Letters were important means of communication. It is estimated that by 1917, the British army on the Western Front was sending about 8 million letters per week,1 so it is not surprising that some of them have been preserved to our days. Here are but a few examples. More can be found in the Europeana 1914-1918 online archive. A related project is crowdsourcing the transcriptions of letters and other texts. To take part, or to simply explore the material, visit https://transcribathon.com/en/

For a more comprehensive introduction to letter writing and postal services during the war, explore the article by Martha Hanna 'War Letters: Communication between Front and Home Front', published as part of the 1914-1918-online International Encyclopedia of the First World War.

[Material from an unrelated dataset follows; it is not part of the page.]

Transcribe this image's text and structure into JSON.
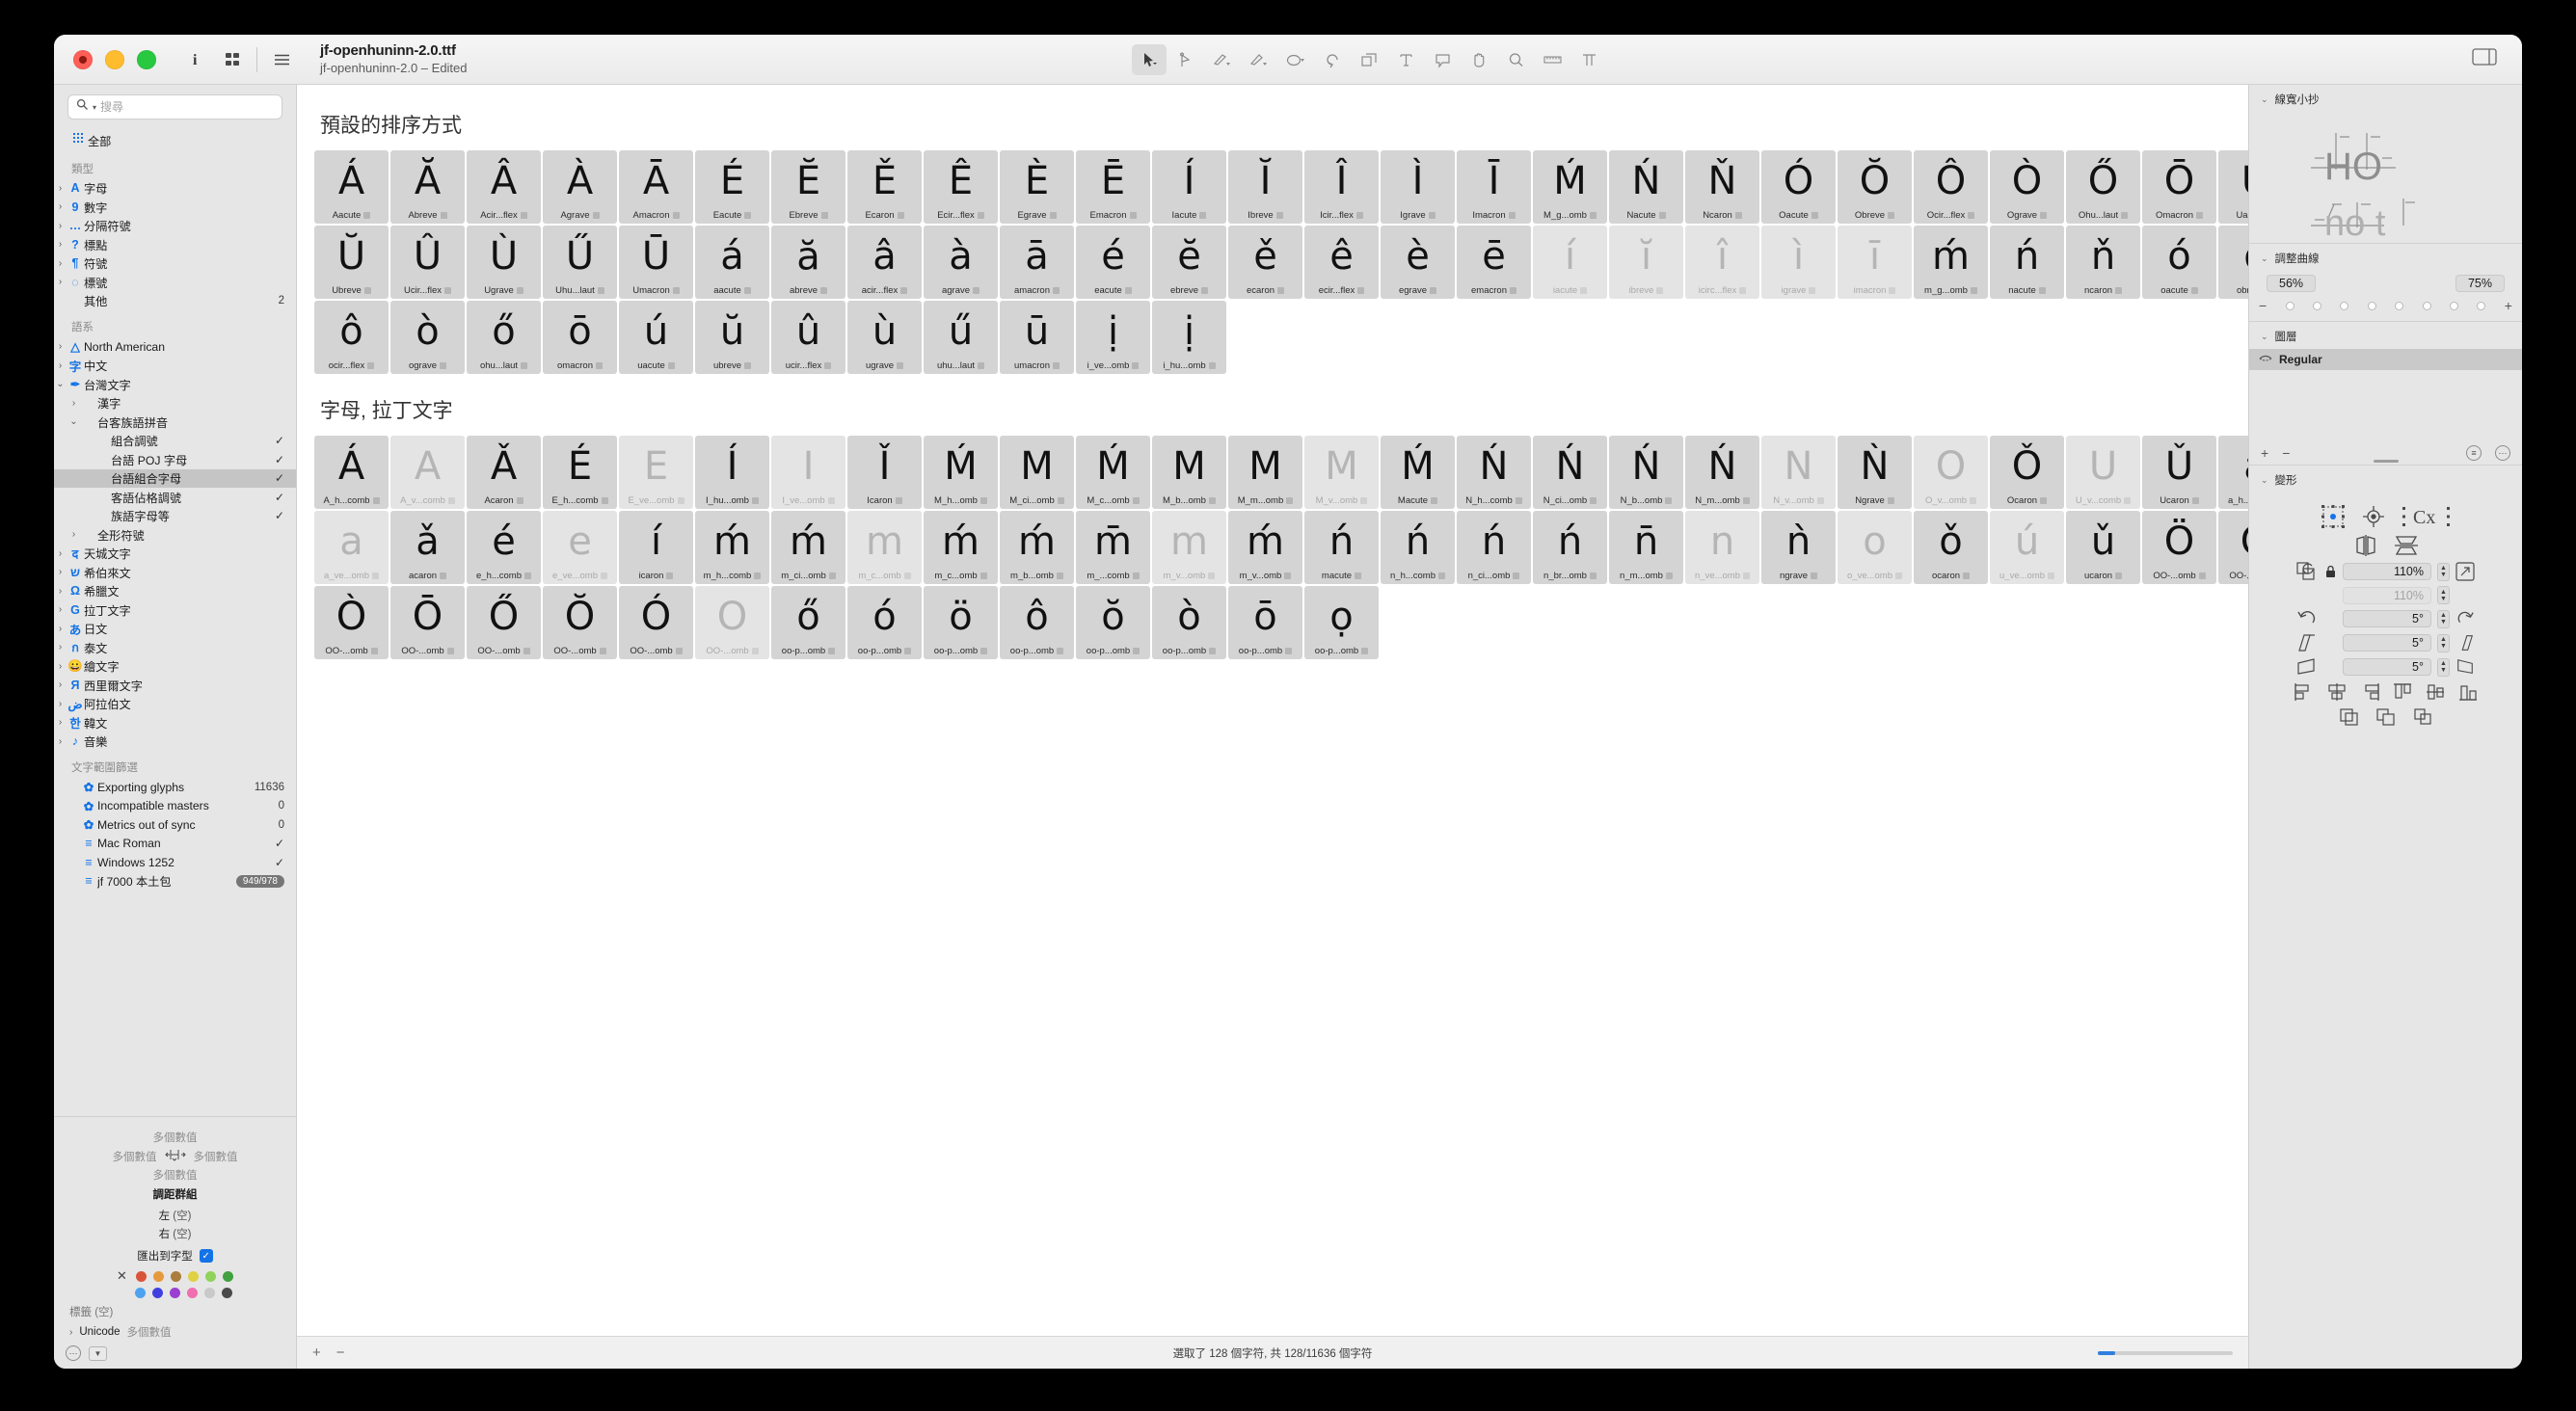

1) Roper, Michael: The Secret Battle: Emotional Survival in the Great War, Manchester 2009, p. 50